There are a number of emerging thought leaders in corporate innovation. But there is only one who is advocating a unique and critically important perspective. This thought leader is John Sweeney and he owns and operates the Brave New Workshop, America’s oldest satirical comedy theater. And through the lens of improv comedy, not corporate R&D, Lean Startup, or human centered design, comes the most important concept in innovation.
Act 1 – Setting the Stage: “an innovation” versus “innovating”
Because the word “innovation” can mean both the act of innovating and the result of innovating, it is important to make a clear distinction between both. Most definitions of innovation (and there are plenty) involve describing the results. Take this example which is a top hit on a Google search of “definition of innovation”:
Innovation is significant positive change. It’s a result. It’s an outcome. It’s something you work towards achieving on a project. If you are successful at solving important problems, peers you respect will call your work innovative and you an innovator. (Scott Berkun, 2013)
And fourth on the search results is a post which provides “30+” innovation definitions.

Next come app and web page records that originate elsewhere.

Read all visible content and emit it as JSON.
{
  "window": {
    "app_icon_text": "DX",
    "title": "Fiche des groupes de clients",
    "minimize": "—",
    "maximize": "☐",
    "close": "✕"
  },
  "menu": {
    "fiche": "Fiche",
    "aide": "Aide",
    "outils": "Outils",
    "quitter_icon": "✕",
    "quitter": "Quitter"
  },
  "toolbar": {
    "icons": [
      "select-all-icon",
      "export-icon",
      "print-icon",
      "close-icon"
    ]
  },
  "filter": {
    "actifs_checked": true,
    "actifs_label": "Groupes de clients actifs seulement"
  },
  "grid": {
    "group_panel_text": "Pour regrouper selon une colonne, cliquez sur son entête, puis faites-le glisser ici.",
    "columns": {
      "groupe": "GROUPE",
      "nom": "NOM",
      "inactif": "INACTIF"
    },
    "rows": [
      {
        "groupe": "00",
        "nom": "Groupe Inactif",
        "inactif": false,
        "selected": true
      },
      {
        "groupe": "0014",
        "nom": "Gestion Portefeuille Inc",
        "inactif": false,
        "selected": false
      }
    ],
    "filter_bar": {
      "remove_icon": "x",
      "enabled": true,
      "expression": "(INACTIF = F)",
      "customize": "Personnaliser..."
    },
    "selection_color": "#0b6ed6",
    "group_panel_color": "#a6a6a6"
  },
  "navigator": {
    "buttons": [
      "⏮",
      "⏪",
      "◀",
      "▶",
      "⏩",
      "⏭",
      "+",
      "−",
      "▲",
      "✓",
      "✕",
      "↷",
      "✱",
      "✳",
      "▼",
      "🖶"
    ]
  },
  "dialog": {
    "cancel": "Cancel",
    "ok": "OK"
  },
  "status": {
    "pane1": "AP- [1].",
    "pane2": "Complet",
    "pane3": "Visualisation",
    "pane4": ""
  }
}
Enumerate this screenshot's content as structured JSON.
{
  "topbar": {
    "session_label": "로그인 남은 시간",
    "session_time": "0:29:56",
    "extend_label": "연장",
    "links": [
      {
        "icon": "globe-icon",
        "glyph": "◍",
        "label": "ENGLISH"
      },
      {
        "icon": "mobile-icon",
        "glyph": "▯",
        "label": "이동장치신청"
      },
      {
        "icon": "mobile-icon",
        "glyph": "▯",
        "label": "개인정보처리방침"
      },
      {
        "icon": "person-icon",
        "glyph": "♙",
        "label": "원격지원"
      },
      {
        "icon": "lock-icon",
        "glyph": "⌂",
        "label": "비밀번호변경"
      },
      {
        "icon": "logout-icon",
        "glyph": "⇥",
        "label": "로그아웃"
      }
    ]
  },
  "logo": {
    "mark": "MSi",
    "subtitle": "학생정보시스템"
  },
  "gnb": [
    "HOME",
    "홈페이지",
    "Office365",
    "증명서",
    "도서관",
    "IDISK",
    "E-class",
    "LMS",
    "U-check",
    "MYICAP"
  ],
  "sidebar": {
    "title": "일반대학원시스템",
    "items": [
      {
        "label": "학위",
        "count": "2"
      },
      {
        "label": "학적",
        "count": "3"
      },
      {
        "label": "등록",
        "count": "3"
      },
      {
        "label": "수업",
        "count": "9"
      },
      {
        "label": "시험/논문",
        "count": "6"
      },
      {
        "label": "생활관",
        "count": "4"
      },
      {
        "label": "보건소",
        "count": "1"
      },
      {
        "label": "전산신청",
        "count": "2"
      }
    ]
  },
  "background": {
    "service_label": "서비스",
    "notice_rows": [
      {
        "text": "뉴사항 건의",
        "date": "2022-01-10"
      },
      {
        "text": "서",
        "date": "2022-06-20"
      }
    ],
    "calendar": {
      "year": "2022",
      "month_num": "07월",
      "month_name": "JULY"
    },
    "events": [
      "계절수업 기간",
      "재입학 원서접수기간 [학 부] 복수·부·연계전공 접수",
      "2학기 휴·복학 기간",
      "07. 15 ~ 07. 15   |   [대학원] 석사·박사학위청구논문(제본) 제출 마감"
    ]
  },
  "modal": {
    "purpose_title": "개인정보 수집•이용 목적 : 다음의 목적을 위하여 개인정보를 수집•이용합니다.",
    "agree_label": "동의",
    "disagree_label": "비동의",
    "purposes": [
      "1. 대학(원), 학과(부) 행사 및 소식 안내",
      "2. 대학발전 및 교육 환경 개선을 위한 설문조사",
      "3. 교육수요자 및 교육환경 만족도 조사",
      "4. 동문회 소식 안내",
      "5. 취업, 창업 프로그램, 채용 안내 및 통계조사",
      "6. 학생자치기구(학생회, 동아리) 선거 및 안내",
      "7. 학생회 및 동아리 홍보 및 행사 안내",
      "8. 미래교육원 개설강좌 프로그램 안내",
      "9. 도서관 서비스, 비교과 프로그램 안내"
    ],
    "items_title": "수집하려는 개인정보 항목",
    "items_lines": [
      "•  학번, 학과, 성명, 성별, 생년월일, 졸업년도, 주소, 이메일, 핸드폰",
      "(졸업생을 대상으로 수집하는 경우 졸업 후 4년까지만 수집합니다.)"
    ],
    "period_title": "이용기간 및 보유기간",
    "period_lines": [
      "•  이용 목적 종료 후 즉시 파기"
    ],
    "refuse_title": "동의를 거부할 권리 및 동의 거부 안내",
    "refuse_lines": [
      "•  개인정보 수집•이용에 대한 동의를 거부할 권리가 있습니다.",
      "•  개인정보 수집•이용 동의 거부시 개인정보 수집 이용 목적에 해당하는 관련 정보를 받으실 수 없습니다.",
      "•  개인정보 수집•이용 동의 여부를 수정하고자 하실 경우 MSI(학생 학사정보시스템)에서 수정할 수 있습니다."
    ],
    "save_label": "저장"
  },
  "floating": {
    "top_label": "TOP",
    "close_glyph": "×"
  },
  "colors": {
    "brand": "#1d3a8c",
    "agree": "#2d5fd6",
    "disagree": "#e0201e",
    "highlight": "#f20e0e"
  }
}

The article’s conclusion is this summary: “a) something fresh (new, original, or improved), b) that creates value” (Jeff Dance, 2008).
In recent years, with the emergence of human-centered design and design thinking as a leading innovation method, the point of view of solving for a customer or stakeholder’s needs might also make the definition, like this one:
Innovation is something new to your business that fills an untapped customer need. Ideally, the innovation builds a new market. (Jeff Dance quoted by Chuck Frey and Hitendra Patel)
Like the saying, you can’t tell which way a train when by looking at its tracks, you can’t tell how to innovate by looking at an innovation. The examples above all try to explain innovation by describing “an innovation.” Unfortunately, they provide no insight regarding “innovating,” the act or process of creating an innovation. This is a problem because corporations depend on building systems that are repeatable, affordable, and predictable. The “process” of “innovating” is how we eventually get “an innovation.” And though the inputs (customer needs) and the outputs (valuable solutions) will always have degrees of variability, it is the system of innovation that must be constant and predictable to be useful to corporations. This means that how we think and act matters.
What John Sweeney has to teach us is not about a toolset (design methods, The Lean Startup, Business Model Generation, etc.), or a skillset (rapid prototyping, customer interviews, ethnographic inquiry, etc.), but the mindset of innovation.
Act 2 – Developing the Narrative: Accepting and Advancing
John speaks about the creative process of improv. How something that takes random inputs (suggestions from the audience) and converts it into gut-busting comedic acts is really about a system with a specific set of rules and a highly trained mindset. Actors must “take” what they are given and “accept” the input, whether that input is from the audience or another actor. By first accepting what they are given and with a positive mindset advancing the scene, a comedic skit is developed and performed simultaneously and in real-time. As the idea develops between the give and take of the actors, the scene is advanced. In improv, the innovation (the skit) creates value (audience laughter) but it’s the rules (toolset), practice and experience (skillset), and the underlying attitudes and behaviors (mindset) that produce the result.
Plenty is being said about toolsets and skillsets but little is said about mindset. That is where John, his collaborative partner Elena Imaretska, and the rest of the Brave New Workshop comes into the picture.
Act 3 – Curtain Call: The Innovative Mindset
In their book, The Innovative Mindset: 5 Behaviors for Accelerating Breakthroughs, John Sweeney and Elena Imaretska challenge the notion that great tools and skills are the key to great innovation. They take the position that how we act is the foundation beneath skillset and toolset. And this mindset being advocated is not exhibited for just an hour during a brain-storming meeting, or while attending a design session, or while sitting in an “innovation lab.” It is behavior that is exhibited all the time in all situations.
John and Elena talk about the “mindset of discovery.” This can also be portrayed as curiosity or openness to new ideas. It means that we are ready to “accept” what is given and “advance” the interaction in a positive way. This does not mean that we can no longer disagree, or say “no,” or push back. But our first reaction to something new needs to be receptive acceptance. It means that we take it in and consider it.
Corporations are, by design, the opposite of the mindset of discovery. Most corporations develop a culture of “no.” The default answer to any question, any idea, any action, any behavior outside the norm, is “no.” And yet, with a different mindset, one developed over time by practicing skills and using those behaviors everywhere, a new corporate mindset can take hold.